In a statement, the National Front called the new government "crime agaisnt Iran," and said the only solution to the political turmoil here is a government formed by the opposition, with the removal of the shah.

The National Front, however, has not yet come to terms with Khomeini and his traditionalist Moslem supporters, who are seeking an "Islamic socialists republic" without the shah.

Meanwhile, strikes continued yesterday, although Iran Iair airlines announced that it had settled its labor problems and would resume flights.

Filling stations were still on strike in support of the striking oil workers, and long lines of motorists were backed up at gasoline stations as army tankers attempted to deliver fuel.

In his speech, the shah referred to the strikes, saying many "were justified." But he warned that "disroder and rebellion reached such stages that it constituted a menance to the economy."

The shah also made a conciliatory gesture toward Moslem leaders, calling upon "leaders of Islam and especially Shiites to try to help by inviting people to keep calm to preserve this only country that is Shiite."

By some accounts, the shah has gradually come to realize that he could reign as monarch in Iran, but that he cannot rule in the same single-handed manner he has for a quarter of a century.

Former prime minister Ali Amini, who has been mentioned as a possible premier in a succession government, and who met with the shah last week, said yesterday the monarch has become increasingly isolated and ill-informed by his palace advisers and did not know the extent of the rebellion until the very end.

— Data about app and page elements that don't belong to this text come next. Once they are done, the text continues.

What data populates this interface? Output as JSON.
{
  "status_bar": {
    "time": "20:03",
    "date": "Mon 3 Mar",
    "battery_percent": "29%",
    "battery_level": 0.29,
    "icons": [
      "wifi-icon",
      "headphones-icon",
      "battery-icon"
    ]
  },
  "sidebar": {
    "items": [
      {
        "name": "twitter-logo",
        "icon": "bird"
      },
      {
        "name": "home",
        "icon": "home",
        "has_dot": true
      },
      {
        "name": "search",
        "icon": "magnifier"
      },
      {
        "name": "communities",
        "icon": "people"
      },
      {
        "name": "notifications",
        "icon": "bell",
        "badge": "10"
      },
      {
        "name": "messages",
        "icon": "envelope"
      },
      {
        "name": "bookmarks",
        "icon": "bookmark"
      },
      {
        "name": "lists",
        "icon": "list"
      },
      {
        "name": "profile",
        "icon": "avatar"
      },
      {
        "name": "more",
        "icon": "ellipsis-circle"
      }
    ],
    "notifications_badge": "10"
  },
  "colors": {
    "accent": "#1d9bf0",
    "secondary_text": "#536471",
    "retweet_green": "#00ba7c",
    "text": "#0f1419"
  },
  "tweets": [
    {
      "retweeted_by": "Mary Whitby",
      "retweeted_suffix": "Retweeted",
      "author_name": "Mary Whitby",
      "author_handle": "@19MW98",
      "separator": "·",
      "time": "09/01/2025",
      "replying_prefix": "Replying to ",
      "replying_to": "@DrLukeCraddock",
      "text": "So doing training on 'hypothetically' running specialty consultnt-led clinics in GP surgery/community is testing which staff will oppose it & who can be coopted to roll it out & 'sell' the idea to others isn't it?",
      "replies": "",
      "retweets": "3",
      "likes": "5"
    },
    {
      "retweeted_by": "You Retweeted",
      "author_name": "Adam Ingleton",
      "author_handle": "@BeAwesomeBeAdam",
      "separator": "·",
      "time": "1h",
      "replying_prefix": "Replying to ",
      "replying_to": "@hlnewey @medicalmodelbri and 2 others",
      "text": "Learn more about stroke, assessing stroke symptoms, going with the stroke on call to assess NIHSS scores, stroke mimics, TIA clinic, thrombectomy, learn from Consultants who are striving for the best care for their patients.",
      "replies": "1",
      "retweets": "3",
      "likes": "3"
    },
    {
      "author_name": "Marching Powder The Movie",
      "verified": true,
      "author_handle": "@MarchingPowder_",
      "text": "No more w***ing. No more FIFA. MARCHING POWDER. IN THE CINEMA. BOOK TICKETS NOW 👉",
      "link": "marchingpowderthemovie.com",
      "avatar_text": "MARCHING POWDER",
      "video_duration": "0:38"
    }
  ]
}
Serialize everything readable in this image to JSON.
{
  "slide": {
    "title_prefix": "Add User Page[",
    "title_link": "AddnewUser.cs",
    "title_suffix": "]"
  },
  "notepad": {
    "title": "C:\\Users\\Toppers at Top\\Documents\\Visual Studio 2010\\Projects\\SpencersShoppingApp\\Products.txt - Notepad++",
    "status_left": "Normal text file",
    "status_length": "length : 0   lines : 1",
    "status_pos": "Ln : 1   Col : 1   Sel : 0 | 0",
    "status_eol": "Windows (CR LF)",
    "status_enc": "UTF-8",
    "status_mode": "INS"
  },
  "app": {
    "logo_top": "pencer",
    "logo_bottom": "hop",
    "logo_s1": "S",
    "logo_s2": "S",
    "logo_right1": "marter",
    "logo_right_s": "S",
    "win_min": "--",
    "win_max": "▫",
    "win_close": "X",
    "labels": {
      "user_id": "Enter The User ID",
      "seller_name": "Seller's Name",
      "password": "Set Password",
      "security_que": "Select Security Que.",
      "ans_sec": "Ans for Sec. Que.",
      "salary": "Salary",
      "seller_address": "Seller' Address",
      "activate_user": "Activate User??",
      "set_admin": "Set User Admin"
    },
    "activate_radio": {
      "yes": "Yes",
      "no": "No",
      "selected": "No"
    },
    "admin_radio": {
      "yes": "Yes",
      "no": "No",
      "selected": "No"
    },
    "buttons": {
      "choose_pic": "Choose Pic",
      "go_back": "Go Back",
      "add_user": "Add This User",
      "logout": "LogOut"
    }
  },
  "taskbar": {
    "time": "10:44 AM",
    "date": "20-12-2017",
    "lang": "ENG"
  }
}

"He really wants to do something like that [guarantee free elections and a democratic government], but his majesty first must have some guarantees from the people and the people must have some guarantees from the shah," Amini said in an interview in his suburban Tehran home.

"He has changed. He has gotten old already. He sees something wrong in this country. He wants to go give power to his son and create a transition in the government, too. But he has to have a guarantee that the government won't take away his reign," Amini said.

Amini said he believes the shah is resigned to the fact that "he can reign over a constitutional monarchy but not govern at the same time like he has before."

"He has reached this decision little by little," Amini said, adding that the events of the last few weeks made the shah's decision to seek a provisional government inevitable.

But many political observers here were wondering last night how trans-whether martial law would become institutionalized as it has in the Philliitional the military rule would be, and pines and other countries.